today are very reassuring as far as inflation is concerned, no, all of that is good.

MICHAEL BRISSENDEN: So why aren't the voters paying homage where it's due? Well behind the public
rhetoric there are a few theories within the government's ranks. For a start, a fifth term is not
easy to win under any circumstances. Kevin Rudd has been successful in painting himself as a
non-threatening alternative. When the pollsters ring, people are not embarrassed to say they'd vote
for him.

But the fact is the focus, if there is one at all, among the voters is fixed on the Government and
not the Opposition. Many are simply not listening, and those that are want to see some action. They
want to Government to convince them again.

The Government front bench does still believe it has a good chance of bringing the vote back.

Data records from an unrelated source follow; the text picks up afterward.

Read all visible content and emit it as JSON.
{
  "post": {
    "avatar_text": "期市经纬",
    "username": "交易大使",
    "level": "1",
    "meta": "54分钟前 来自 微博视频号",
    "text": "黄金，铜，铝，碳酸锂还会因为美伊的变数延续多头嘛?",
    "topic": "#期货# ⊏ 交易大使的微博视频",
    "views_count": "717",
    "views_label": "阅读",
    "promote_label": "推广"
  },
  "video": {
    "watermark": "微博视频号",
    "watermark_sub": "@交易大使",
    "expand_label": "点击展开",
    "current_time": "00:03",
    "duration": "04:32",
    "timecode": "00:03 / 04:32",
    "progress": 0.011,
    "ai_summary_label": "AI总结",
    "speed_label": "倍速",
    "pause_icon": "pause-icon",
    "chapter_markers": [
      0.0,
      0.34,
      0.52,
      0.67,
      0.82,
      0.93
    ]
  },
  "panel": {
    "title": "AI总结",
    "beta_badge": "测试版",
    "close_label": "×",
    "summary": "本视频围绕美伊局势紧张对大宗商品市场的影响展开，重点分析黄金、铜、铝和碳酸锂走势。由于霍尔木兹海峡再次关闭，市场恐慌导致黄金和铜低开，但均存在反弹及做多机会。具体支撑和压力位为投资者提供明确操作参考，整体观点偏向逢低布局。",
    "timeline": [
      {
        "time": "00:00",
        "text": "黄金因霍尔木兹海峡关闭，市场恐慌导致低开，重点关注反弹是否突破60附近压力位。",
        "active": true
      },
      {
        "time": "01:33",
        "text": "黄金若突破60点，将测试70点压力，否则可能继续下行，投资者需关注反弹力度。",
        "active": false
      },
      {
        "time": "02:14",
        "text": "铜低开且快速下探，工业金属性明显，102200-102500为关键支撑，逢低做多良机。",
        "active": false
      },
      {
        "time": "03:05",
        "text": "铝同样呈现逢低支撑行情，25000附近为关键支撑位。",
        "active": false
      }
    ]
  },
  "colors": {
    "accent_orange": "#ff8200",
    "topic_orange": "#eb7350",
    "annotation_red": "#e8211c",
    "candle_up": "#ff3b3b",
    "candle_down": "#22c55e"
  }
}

But
as one said this afternoon, we need to be working our tails off on policy and we need to show we
still have a capacity to do things.

But despite the polls, there are still some very real pressures on Labor - and IR is one of them.

MALE VOICE: What is your personal view of Kevin Rudd and Julia Gillard's proposed workplace
relations policy, particularly as it relates to AWAs?

MICHAEL BRISSENDEN: Today Rod Eddington, the former British Airways chief and now a business
advisor to Labor, was out and about not quite endorsing the Labor position, but at least defending
the Labor leader.

AWAs might go, but Kevin Rudd has reserved the right to finetune his IR policy. And according to
Rod Eddington, he does at least understand the mining industry's position.

ROD EDDINGTON, ALP BUSINESS ADVISER: He understands China and he understands Australia. And he was
up in Karratha precisely to make sure he was up to date about it. He has a prodigious work ethic,
Kevin. And I've discovered there's not very much he doesn't know. But he's always keen to learn and
to listen. And yes, I think he understands the importance of the mining industry from both the
China side and the Australia side, which is very important.

MICHAEL BRISSENDEN: The votes in the mining communities are pretty important too. And how that
feeds into the wider perceptions of Kevin Rudd's economic credibility is also crucial. The
finetuning might be pretty significant when it finally comes.

Everyone's doing it. The danger of such high stakes politics is that sometimes policy on the run
can run away from the politicians. For example, the Government is now taking plenty of time
formulating its broad climate change response. But that certainly wasn't the case with the water
initiative earlier this year.

A freedom of information request made by the Seven Network revealed today that the Government's $10
billion water plan was, to say the least, hastily put together. Normally the expenditure of such a
vast amount of money would be supported by volumes of papers from the Finance Department and the
Treasury, but the FOI request did not uncover a single document from the two financial departments.
Only 22 documents were found in the Environment Department, but the Department refused to release
them.

JOURNALIST: Doesn't the taxpayer deserve to know how you came to that decision, that $10 billion of
their money is to be spent on?

MALCOLM TURNBULL, ENVIRONMENT MINISTER: Look we are in very intense negotiations with the states.
And we're trying to get this deal done. Now, it is important that we get the deal done. The
negotiations are underway, the detailed legislation is with the states and a lot of hard work is
going on.

MICHAEL BRISSENDEN: Pity the Department won't let the public see the paperwork that backs this up.
Apparently it's not in the public interest. In this case, like almost every other, the Freedom of
Information laws are an oxymoron.

KERRY O'BRIEN: Political Editor Michael Brissenden.